▶ [Records provided]:
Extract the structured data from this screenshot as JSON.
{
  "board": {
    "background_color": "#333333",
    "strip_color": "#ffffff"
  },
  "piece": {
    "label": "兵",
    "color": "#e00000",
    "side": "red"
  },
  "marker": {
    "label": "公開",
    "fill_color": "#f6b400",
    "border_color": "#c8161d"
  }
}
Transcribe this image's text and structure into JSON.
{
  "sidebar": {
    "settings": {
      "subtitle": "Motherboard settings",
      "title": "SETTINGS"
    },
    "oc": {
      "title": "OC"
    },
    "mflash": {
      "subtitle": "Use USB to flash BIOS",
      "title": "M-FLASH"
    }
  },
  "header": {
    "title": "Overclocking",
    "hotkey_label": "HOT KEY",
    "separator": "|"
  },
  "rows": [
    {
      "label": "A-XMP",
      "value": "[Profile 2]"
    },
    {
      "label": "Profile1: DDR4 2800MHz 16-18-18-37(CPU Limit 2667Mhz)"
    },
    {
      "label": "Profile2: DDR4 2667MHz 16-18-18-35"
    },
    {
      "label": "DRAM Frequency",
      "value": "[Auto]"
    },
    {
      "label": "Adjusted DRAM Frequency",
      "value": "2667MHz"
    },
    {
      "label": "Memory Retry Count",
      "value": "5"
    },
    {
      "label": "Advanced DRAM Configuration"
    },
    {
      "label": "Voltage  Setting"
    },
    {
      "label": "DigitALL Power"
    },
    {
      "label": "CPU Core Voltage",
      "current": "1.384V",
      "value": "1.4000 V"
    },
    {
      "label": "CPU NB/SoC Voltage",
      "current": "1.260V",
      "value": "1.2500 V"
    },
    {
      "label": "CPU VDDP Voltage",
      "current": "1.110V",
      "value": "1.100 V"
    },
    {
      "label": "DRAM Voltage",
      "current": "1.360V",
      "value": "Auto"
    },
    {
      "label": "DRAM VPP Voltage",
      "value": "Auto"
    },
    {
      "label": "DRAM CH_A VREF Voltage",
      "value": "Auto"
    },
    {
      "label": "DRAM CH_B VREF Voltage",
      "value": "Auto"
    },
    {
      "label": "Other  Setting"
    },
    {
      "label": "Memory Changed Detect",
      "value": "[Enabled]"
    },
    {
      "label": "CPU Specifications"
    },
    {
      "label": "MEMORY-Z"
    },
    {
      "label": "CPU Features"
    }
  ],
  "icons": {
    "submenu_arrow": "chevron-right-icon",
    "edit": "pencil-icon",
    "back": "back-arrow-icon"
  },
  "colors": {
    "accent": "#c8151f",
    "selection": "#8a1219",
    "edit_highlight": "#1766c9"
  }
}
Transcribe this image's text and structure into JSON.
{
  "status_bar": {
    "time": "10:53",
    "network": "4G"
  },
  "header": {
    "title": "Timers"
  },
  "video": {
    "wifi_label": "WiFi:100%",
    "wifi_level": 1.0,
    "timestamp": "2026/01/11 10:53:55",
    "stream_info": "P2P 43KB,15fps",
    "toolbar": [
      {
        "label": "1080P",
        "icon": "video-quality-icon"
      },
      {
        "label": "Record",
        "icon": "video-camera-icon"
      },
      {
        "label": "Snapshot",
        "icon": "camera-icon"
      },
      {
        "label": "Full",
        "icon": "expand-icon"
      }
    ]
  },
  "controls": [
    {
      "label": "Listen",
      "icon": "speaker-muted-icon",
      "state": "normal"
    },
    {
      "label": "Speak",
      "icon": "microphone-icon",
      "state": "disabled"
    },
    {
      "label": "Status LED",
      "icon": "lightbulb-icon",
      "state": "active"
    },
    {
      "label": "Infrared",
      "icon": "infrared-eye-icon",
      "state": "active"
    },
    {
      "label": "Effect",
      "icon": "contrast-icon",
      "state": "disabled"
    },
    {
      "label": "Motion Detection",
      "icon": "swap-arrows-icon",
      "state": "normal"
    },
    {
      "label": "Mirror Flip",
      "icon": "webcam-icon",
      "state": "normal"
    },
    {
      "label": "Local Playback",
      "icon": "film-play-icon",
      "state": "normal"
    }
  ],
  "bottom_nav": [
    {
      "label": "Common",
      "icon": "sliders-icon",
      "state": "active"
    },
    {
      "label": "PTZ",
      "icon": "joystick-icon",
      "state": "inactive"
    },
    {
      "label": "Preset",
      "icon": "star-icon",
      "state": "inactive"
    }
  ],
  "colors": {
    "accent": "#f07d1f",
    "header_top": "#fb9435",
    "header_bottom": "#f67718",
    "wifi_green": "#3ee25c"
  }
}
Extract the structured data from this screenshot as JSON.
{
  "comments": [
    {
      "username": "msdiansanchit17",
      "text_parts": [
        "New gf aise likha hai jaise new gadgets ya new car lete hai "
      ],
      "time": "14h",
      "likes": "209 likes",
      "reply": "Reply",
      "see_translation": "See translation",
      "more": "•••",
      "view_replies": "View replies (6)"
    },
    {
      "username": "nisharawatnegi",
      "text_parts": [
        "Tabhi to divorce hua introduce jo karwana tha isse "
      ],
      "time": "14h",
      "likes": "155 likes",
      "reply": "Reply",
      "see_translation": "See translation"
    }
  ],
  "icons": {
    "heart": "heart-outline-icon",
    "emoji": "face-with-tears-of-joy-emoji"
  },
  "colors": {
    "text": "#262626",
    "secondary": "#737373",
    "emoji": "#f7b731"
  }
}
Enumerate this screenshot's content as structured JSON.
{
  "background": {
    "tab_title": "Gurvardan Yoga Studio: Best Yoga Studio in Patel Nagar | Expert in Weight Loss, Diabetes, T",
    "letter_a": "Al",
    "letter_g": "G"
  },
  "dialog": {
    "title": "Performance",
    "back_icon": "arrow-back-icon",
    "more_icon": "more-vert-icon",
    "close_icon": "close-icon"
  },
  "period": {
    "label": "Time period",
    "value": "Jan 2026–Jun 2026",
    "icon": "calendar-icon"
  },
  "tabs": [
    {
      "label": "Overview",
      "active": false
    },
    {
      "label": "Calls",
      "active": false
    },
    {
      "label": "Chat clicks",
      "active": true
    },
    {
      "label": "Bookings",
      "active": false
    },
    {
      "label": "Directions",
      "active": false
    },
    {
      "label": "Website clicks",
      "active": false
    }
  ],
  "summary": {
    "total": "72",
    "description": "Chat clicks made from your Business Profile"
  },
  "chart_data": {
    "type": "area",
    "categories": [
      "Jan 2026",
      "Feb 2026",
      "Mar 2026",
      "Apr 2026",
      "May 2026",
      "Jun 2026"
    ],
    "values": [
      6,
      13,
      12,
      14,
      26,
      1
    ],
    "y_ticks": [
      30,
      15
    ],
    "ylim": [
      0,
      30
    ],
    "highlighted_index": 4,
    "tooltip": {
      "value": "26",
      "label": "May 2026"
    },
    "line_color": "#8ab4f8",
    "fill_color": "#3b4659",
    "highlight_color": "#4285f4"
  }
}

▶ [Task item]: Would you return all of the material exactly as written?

▶ [Exercise answer]:
Extract the structured data from this screenshot as JSON.
{
  "board": {
    "background_color": "#333333",
    "strip_color": "#ffffff"
  },
  "piece": {
    "label": "兵",
    "color": "#e00000",
    "side": "red"
  },
  "marker": {
    "label": "公開",
    "fill_color": "#f6b400",
    "border_color": "#c8161d"
  }
}
Transcribe this image's text and structure into JSON.
{
  "sidebar": {
    "settings": {
      "subtitle": "Motherboard settings",
      "title": "SETTINGS"
    },
    "oc": {
      "title": "OC"
    },
    "mflash": {
      "subtitle": "Use USB to flash BIOS",
      "title": "M-FLASH"
    }
  },
  "header": {
    "title": "Overclocking",
    "hotkey_label": "HOT KEY",
    "separator": "|"
  },
  "rows": [
    {
      "label": "A-XMP",
      "value": "[Profile 2]"
    },
    {
      "label": "Profile1: DDR4 2800MHz 16-18-18-37(CPU Limit 2667Mhz)"
    },
    {
      "label": "Profile2: DDR4 2667MHz 16-18-18-35"
    },
    {
      "label": "DRAM Frequency",
      "value": "[Auto]"
    },
    {
      "label": "Adjusted DRAM Frequency",
      "value": "2667MHz"
    },
    {
      "label": "Memory Retry Count",
      "value": "5"
    },
    {
      "label": "Advanced DRAM Configuration"
    },
    {
      "label": "Voltage  Setting"
    },
    {
      "label": "DigitALL Power"
    },
    {
      "label": "CPU Core Voltage",
      "current": "1.384V",
      "value": "1.4000 V"
    },
    {
      "label": "CPU NB/SoC Voltage",
      "current": "1.260V",
      "value": "1.2500 V"
    },
    {
      "label": "CPU VDDP Voltage",
      "current": "1.110V",
      "value": "1.100 V"
    },
    {
      "label": "DRAM Voltage",
      "current": "1.360V",
      "value": "Auto"
    },
    {
      "label": "DRAM VPP Voltage",
      "value": "Auto"
    },
    {
      "label": "DRAM CH_A VREF Voltage",
      "value": "Auto"
    },
    {
      "label": "DRAM CH_B VREF Voltage",
      "value": "Auto"
    },
    {
      "label": "Other  Setting"
    },
    {
      "label": "Memory Changed Detect",
      "value": "[Enabled]"
    },
    {
      "label": "CPU Specifications"
    },
    {
      "label": "MEMORY-Z"
    },
    {
      "label": "CPU Features"
    }
  ],
  "icons": {
    "submenu_arrow": "chevron-right-icon",
    "edit": "pencil-icon",
    "back": "back-arrow-icon"
  },
  "colors": {
    "accent": "#c8151f",
    "selection": "#8a1219",
    "edit_highlight": "#1766c9"
  }
}
Transcribe this image's text and structure into JSON.
{
  "status_bar": {
    "time": "10:53",
    "network": "4G"
  },
  "header": {
    "title": "Timers"
  },
  "video": {
    "wifi_label": "WiFi:100%",
    "wifi_level": 1.0,
    "timestamp": "2026/01/11 10:53:55",
    "stream_info": "P2P 43KB,15fps",
    "toolbar": [
      {
        "label": "1080P",
        "icon": "video-quality-icon"
      },
      {
        "label": "Record",
        "icon": "video-camera-icon"
      },
      {
        "label": "Snapshot",
        "icon": "camera-icon"
      },
      {
        "label": "Full",
        "icon": "expand-icon"
      }
    ]
  },
  "controls": [
    {
      "label": "Listen",
      "icon": "speaker-muted-icon",
      "state": "normal"
    },
    {
      "label": "Speak",
      "icon": "microphone-icon",
      "state": "disabled"
    },
    {
      "label": "Status LED",
      "icon": "lightbulb-icon",
      "state": "active"
    },
    {
      "label": "Infrared",
      "icon": "infrared-eye-icon",
      "state": "active"
    },
    {
      "label": "Effect",
      "icon": "contrast-icon",
      "state": "disabled"
    },
    {
      "label": "Motion Detection",
      "icon": "swap-arrows-icon",
      "state": "normal"
    },
    {
      "label": "Mirror Flip",
      "icon": "webcam-icon",
      "state": "normal"
    },
    {
      "label": "Local Playback",
      "icon": "film-play-icon",
      "state": "normal"
    }
  ],
  "bottom_nav": [
    {
      "label": "Common",
      "icon": "sliders-icon",
      "state": "active"
    },
    {
      "label": "PTZ",
      "icon": "joystick-icon",
      "state": "inactive"
    },
    {
      "label": "Preset",
      "icon": "star-icon",
      "state": "inactive"
    }
  ],
  "colors": {
    "accent": "#f07d1f",
    "header_top": "#fb9435",
    "header_bottom": "#f67718",
    "wifi_green": "#3ee25c"
  }
}
Extract the structured data from this screenshot as JSON.
{
  "comments": [
    {
      "username": "msdiansanchit17",
      "text_parts": [
        "New gf aise likha hai jaise new gadgets ya new car lete hai "
      ],
      "time": "14h",
      "likes": "209 likes",
      "reply": "Reply",
      "see_translation": "See translation",
      "more": "•••",
      "view_replies": "View replies (6)"
    },
    {
      "username": "nisharawatnegi",
      "text_parts": [
        "Tabhi to divorce hua introduce jo karwana tha isse "
      ],
      "time": "14h",
      "likes": "155 likes",
      "reply": "Reply",
      "see_translation": "See translation"
    }
  ],
  "icons": {
    "heart": "heart-outline-icon",
    "emoji": "face-with-tears-of-joy-emoji"
  },
  "colors": {
    "text": "#262626",
    "secondary": "#737373",
    "emoji": "#f7b731"
  }
}
Enumerate this screenshot's content as structured JSON.
{
  "background": {
    "tab_title": "Gurvardan Yoga Studio: Best Yoga Studio in Patel Nagar | Expert in Weight Loss, Diabetes, T",
    "letter_a": "Al",
    "letter_g": "G"
  },
  "dialog": {
    "title": "Performance",
    "back_icon": "arrow-back-icon",
    "more_icon": "more-vert-icon",
    "close_icon": "close-icon"
  },
  "period": {
    "label": "Time period",
    "value": "Jan 2026–Jun 2026",
    "icon": "calendar-icon"
  },
  "tabs": [
    {
      "label": "Overview",
      "active": false
    },
    {
      "label": "Calls",
      "active": false
    },
    {
      "label": "Chat clicks",
      "active": true
    },
    {
      "label": "Bookings",
      "active": false
    },
    {
      "label": "Directions",
      "active": false
    },
    {
      "label": "Website clicks",
      "active": false
    }
  ],
  "summary": {
    "total": "72",
    "description": "Chat clicks made from your Business Profile"
  },
  "chart_data": {
    "type": "area",
    "categories": [
      "Jan 2026",
      "Feb 2026",
      "Mar 2026",
      "Apr 2026",
      "May 2026",
      "Jun 2026"
    ],
    "values": [
      6,
      13,
      12,
      14,
      26,
      1
    ],
    "y_ticks": [
      30,
      15
    ],
    "ylim": [
      0,
      30
    ],
    "highlighted_index": 4,
    "tooltip": {
      "value": "26",
      "label": "May 2026"
    },
    "line_color": "#8ab4f8",
    "fill_color": "#3b4659",
    "highlight_color": "#4285f4"
  }
}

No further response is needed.